▸ **Exercise prompt**:
Only a number is wanted here, namely how many lines of the data contain the string "time".

[Collected data]

============

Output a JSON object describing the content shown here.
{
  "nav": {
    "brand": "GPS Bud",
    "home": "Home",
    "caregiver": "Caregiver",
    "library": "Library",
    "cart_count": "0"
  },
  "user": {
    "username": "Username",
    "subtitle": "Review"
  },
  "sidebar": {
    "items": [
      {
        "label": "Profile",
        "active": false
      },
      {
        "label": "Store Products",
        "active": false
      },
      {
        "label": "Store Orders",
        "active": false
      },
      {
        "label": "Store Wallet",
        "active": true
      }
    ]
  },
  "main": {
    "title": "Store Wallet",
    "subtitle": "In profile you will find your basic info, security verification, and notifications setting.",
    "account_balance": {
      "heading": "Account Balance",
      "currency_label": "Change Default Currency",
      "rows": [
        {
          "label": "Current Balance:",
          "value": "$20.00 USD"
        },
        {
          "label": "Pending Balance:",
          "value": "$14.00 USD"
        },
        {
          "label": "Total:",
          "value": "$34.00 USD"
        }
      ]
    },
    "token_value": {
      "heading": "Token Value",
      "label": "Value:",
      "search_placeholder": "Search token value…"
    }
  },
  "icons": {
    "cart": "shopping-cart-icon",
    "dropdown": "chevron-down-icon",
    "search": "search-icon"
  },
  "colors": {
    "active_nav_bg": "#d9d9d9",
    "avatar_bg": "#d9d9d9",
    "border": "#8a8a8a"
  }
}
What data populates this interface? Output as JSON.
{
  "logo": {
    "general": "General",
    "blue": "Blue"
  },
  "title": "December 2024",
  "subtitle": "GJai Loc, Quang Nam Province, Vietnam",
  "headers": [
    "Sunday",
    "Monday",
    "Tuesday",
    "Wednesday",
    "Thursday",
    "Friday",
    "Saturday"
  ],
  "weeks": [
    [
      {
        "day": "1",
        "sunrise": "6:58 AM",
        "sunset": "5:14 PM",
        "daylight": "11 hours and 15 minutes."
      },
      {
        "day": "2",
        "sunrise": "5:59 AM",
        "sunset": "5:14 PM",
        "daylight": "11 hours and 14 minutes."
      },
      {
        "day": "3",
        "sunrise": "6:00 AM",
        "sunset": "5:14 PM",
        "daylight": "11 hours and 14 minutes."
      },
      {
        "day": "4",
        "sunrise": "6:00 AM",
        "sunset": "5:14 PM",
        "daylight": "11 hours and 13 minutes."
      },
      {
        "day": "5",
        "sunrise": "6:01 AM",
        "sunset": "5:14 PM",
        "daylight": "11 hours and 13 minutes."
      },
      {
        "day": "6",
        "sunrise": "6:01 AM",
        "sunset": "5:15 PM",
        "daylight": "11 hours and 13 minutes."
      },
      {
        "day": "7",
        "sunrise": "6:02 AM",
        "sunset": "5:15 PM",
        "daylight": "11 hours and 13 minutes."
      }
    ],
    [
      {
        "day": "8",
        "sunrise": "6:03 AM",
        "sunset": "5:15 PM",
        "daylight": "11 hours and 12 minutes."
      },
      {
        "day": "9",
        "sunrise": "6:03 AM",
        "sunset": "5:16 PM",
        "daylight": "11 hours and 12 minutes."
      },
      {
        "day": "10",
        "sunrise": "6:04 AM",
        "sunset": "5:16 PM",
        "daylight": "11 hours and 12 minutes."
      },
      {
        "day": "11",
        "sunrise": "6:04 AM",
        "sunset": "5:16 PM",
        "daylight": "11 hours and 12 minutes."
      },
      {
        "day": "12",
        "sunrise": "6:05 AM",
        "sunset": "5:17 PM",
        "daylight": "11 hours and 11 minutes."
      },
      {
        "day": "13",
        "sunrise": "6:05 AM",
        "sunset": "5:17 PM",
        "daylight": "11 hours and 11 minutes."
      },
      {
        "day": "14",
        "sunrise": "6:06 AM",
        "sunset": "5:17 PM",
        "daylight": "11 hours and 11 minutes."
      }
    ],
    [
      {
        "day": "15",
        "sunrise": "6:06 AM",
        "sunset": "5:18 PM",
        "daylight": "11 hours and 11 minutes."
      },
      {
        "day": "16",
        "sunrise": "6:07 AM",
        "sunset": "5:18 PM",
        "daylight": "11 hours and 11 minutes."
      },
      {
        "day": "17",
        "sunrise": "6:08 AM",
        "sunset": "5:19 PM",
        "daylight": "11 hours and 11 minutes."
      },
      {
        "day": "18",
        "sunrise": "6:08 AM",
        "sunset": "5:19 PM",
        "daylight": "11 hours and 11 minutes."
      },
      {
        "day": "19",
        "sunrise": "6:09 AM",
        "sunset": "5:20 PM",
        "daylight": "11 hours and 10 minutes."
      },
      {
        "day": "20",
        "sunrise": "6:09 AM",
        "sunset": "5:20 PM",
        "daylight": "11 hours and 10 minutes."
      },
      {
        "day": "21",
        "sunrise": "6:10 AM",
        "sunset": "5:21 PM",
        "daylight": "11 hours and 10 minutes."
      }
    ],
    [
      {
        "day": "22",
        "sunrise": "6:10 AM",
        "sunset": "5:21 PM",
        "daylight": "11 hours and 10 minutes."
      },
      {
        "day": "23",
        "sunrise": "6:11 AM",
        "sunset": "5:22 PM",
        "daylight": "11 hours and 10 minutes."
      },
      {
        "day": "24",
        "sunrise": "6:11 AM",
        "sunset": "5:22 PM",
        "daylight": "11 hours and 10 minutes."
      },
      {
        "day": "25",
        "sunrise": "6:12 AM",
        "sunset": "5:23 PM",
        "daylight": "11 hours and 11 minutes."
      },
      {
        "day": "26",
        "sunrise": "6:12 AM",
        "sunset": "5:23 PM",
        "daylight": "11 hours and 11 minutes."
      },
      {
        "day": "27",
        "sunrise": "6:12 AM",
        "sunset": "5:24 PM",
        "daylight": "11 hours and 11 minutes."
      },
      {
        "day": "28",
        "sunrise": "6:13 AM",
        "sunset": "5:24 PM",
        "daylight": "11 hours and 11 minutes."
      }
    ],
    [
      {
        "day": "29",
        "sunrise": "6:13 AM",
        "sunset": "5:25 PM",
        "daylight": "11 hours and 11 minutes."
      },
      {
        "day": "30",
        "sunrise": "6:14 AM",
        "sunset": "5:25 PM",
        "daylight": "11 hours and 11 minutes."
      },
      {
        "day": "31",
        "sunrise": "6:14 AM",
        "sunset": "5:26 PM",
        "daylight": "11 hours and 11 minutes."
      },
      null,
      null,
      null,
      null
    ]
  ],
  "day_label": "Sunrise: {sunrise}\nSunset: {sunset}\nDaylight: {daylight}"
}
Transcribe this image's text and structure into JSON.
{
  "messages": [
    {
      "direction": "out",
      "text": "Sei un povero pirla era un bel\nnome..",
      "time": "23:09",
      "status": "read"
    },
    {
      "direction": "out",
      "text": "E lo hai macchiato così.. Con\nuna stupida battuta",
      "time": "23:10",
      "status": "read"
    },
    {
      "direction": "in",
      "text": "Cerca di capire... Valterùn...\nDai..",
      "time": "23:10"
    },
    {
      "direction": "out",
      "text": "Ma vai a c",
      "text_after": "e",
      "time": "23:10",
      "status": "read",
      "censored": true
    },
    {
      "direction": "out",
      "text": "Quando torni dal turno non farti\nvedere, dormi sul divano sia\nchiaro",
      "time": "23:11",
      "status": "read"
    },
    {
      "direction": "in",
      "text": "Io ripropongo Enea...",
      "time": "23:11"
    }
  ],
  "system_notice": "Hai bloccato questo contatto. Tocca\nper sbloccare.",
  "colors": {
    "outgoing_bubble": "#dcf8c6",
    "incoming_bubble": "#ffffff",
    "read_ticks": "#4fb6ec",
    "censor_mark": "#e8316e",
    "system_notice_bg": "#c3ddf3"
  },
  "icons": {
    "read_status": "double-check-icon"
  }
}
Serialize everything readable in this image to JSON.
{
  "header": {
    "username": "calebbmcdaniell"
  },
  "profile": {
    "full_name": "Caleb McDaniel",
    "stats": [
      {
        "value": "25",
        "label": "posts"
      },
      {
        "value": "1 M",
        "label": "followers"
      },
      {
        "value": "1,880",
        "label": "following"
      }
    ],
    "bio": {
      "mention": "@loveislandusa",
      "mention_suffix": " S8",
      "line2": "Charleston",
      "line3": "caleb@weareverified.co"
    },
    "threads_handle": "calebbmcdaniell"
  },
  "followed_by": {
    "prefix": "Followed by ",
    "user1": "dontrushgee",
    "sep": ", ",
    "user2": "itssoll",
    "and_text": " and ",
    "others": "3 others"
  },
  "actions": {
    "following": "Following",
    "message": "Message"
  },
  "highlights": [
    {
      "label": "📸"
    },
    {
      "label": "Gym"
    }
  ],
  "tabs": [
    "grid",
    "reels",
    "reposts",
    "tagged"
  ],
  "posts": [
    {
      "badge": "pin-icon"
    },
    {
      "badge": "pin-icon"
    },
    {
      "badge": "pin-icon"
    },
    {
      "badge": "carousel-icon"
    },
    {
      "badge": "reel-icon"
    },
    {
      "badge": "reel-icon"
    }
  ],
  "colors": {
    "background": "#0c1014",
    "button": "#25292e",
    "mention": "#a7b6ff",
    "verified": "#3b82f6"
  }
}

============

▸ **Result**:
6